PROBLEM>
Copy all lines in the data that contain the string "What".
___ RECORDS SUPPLIED ___
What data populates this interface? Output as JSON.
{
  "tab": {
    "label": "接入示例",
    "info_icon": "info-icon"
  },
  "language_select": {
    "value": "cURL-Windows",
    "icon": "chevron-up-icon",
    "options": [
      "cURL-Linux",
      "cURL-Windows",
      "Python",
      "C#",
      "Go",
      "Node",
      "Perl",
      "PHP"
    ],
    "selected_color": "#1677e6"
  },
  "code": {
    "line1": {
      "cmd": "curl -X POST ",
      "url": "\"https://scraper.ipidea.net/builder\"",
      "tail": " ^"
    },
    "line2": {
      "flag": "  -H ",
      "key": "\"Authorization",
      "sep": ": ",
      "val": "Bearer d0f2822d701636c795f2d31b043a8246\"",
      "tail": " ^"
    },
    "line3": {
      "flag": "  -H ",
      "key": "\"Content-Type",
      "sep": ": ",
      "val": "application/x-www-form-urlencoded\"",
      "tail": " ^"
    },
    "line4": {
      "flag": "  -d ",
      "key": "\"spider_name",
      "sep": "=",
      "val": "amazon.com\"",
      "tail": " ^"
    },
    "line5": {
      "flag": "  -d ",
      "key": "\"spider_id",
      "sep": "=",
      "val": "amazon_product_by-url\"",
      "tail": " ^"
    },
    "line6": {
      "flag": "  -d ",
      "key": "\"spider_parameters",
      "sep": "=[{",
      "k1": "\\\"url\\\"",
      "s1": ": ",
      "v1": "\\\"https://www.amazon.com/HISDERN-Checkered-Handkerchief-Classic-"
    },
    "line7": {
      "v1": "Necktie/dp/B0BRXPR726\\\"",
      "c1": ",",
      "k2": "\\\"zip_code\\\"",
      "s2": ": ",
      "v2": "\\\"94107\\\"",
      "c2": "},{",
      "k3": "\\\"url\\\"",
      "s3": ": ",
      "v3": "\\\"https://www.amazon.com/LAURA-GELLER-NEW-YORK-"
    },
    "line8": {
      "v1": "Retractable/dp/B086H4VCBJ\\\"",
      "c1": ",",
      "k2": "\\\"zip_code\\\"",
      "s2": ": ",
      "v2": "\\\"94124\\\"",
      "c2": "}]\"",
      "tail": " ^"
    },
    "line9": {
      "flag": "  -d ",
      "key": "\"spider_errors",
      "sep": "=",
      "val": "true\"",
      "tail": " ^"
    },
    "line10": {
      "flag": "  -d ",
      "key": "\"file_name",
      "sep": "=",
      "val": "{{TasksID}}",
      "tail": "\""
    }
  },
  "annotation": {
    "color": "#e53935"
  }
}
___
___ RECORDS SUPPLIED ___
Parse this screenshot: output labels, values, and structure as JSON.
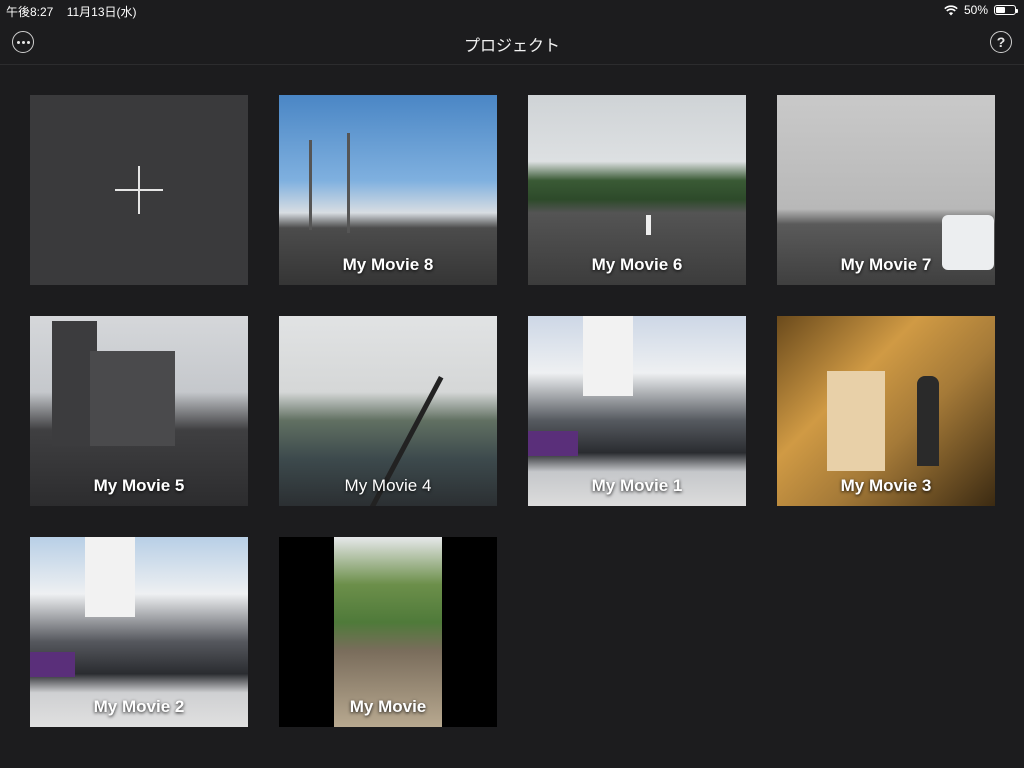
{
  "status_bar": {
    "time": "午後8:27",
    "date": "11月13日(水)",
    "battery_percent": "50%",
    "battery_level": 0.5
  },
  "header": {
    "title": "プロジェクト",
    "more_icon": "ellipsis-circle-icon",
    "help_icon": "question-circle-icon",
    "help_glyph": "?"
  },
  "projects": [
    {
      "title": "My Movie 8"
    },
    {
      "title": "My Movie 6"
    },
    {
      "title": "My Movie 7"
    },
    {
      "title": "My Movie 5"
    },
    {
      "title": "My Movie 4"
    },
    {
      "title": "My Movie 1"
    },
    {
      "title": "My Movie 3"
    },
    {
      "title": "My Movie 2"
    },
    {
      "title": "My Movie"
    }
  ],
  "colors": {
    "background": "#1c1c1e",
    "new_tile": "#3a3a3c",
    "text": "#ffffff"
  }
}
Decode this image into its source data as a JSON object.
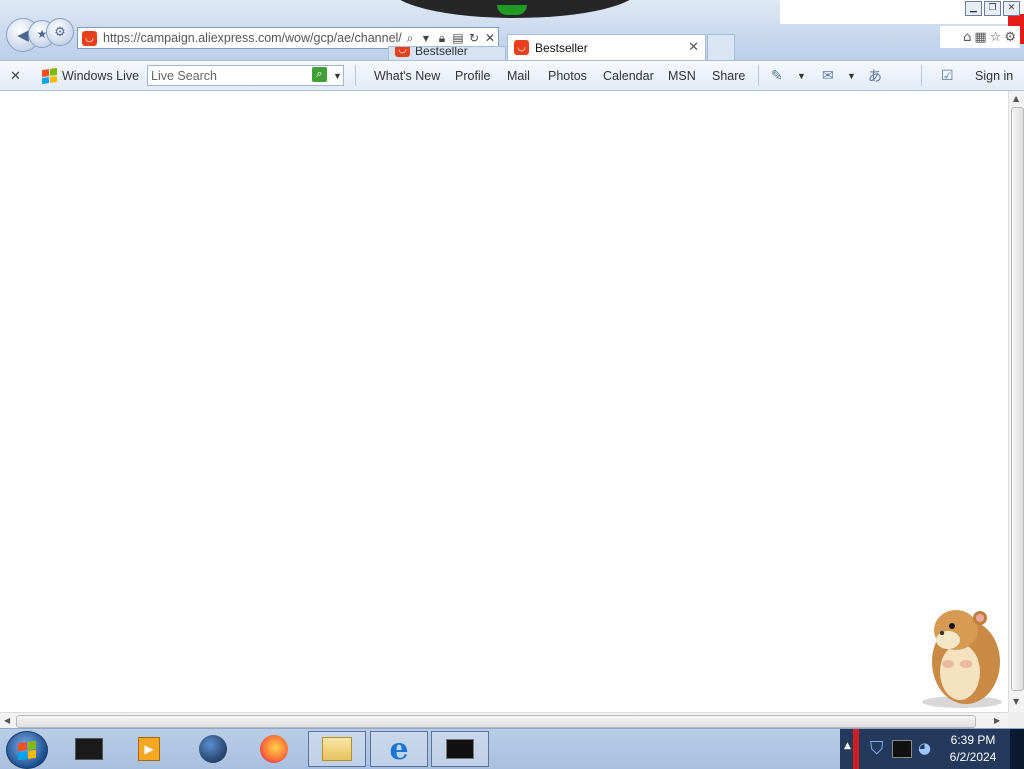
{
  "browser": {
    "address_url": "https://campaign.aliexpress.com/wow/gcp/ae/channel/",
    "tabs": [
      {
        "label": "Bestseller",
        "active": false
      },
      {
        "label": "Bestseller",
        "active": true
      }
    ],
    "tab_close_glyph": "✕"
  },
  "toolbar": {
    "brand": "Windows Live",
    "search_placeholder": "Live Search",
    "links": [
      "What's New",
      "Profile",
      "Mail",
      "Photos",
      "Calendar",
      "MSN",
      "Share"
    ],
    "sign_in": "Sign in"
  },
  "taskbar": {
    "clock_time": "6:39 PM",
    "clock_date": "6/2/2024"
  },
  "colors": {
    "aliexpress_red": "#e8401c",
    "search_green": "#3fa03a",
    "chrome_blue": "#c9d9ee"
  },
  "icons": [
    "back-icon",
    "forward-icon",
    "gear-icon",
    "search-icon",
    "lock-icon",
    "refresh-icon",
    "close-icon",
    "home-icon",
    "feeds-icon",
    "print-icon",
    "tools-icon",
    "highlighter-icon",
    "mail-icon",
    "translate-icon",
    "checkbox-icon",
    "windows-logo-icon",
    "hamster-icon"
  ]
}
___
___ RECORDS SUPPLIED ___
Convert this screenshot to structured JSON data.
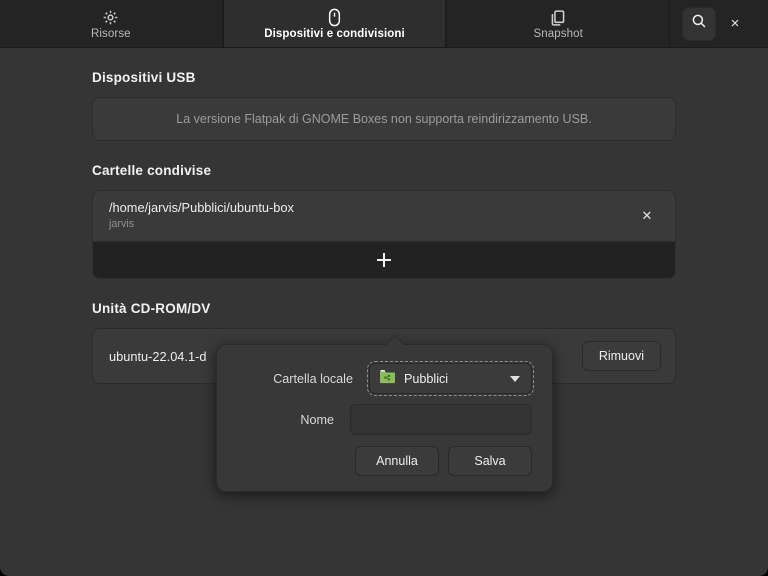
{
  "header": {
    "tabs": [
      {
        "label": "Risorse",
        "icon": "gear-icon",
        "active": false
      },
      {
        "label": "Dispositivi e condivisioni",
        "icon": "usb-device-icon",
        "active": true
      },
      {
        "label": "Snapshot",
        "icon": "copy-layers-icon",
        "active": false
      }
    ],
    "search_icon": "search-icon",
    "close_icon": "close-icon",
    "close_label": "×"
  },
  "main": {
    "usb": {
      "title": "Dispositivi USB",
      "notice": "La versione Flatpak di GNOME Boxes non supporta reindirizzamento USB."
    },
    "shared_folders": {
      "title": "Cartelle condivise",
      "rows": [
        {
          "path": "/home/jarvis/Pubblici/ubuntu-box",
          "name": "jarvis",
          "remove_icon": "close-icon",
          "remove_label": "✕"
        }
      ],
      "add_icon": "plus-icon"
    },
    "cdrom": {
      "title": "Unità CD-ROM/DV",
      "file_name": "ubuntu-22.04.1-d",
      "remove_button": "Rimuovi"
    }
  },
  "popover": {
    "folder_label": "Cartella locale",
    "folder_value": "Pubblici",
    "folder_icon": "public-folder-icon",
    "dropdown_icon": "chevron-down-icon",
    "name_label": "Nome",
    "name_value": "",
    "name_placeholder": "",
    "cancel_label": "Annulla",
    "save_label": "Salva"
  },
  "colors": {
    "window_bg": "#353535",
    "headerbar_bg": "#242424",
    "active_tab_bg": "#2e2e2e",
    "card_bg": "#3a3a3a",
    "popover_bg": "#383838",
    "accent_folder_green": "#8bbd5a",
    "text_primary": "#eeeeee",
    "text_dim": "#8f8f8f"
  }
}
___
WRITTEN RESPONSE>
What data populates this interface? Output as JSON.
      "What's New",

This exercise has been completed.